* _EXERCISE REQUIREMENTS_
Reproduce the records exactly. Leave the pictures out.

▼

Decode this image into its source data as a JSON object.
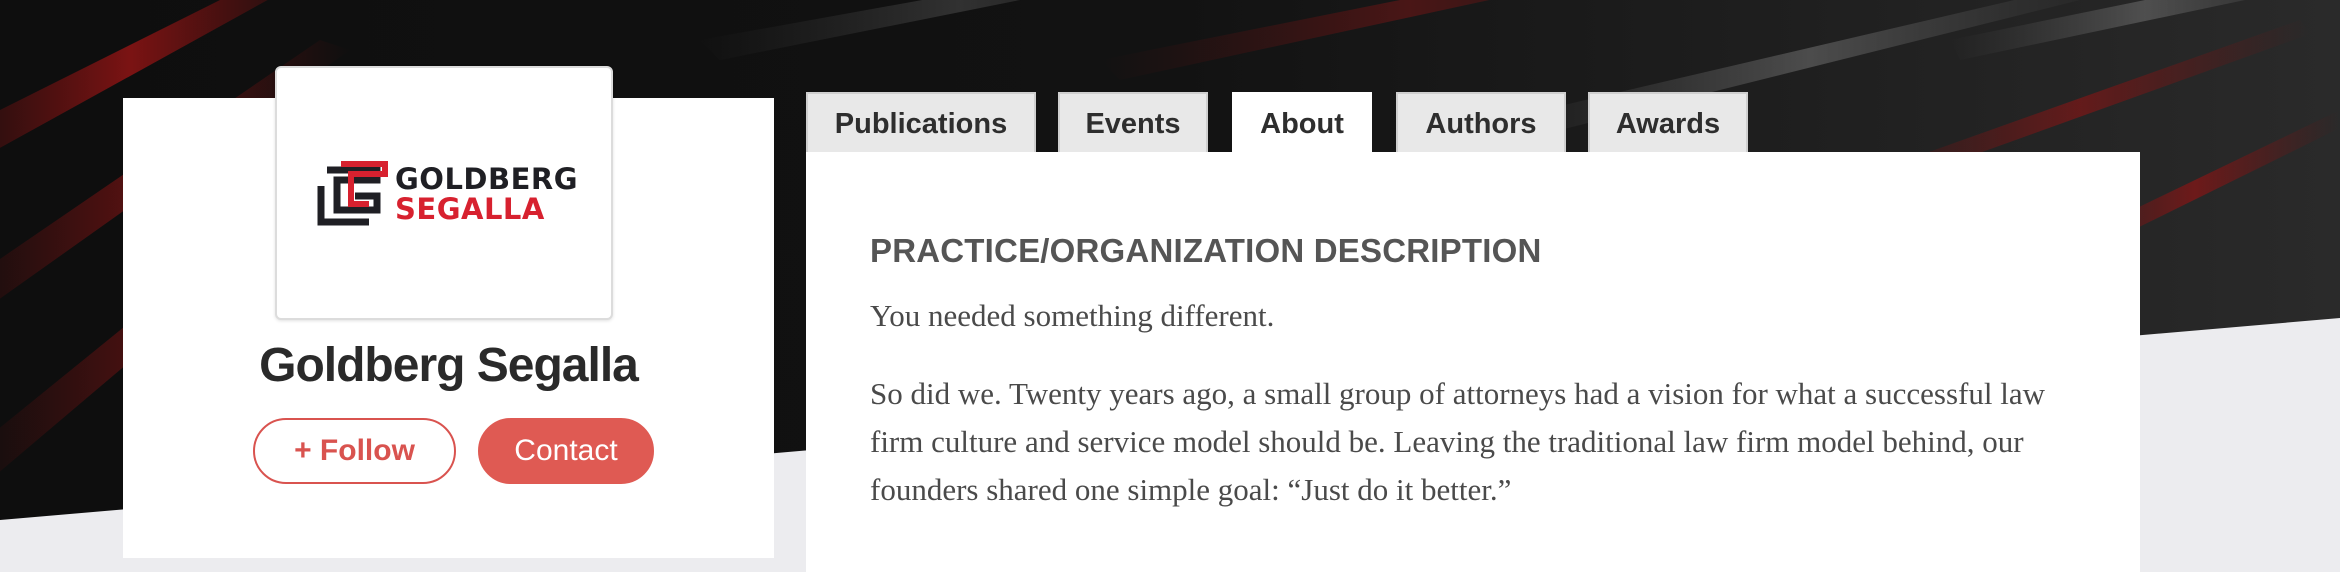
{
  "profile": {
    "logo": {
      "line1": "GOLDBERG",
      "line2": "SEGALLA",
      "mark_icon": "goldberg-segalla-monogram"
    },
    "firm_name": "Goldberg Segalla",
    "follow_label": "+ Follow",
    "contact_label": "Contact"
  },
  "tabs": [
    {
      "label": "Publications",
      "active": false
    },
    {
      "label": "Events",
      "active": false
    },
    {
      "label": "About",
      "active": true
    },
    {
      "label": "Authors",
      "active": false
    },
    {
      "label": "Awards",
      "active": false
    }
  ],
  "about": {
    "heading": "PRACTICE/ORGANIZATION DESCRIPTION",
    "paragraphs": [
      "You needed something different.",
      "So did we. Twenty years ago, a small group of attorneys had a vision for what a successful law firm culture and service model should be. Leaving the traditional law firm model behind, our founders shared one simple goal: “Just do it better.”"
    ]
  },
  "colors": {
    "accent": "#df5a53",
    "brand_red": "#d7212f",
    "brand_dark": "#1f1f24",
    "hero_bg": "#141414"
  }
}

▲

* _EXERCISE RESULT_
Decode this image into its source data as a JSON object.
{
  "profile": {
    "logo": {
      "line1": "GOLDBERG",
      "line2": "SEGALLA",
      "mark_icon": "goldberg-segalla-monogram"
    },
    "firm_name": "Goldberg Segalla",
    "follow_label": "+ Follow",
    "contact_label": "Contact"
  },
  "tabs": [
    {
      "label": "Publications",
      "active": false
    },
    {
      "label": "Events",
      "active": false
    },
    {
      "label": "About",
      "active": true
    },
    {
      "label": "Authors",
      "active": false
    },
    {
      "label": "Awards",
      "active": false
    }
  ],
  "about": {
    "heading": "PRACTICE/ORGANIZATION DESCRIPTION",
    "paragraphs": [
      "You needed something different.",
      "So did we. Twenty years ago, a small group of attorneys had a vision for what a successful law firm culture and service model should be. Leaving the traditional law firm model behind, our founders shared one simple goal: “Just do it better.”"
    ]
  },
  "colors": {
    "accent": "#df5a53",
    "brand_red": "#d7212f",
    "brand_dark": "#1f1f24",
    "hero_bg": "#141414"
  }
}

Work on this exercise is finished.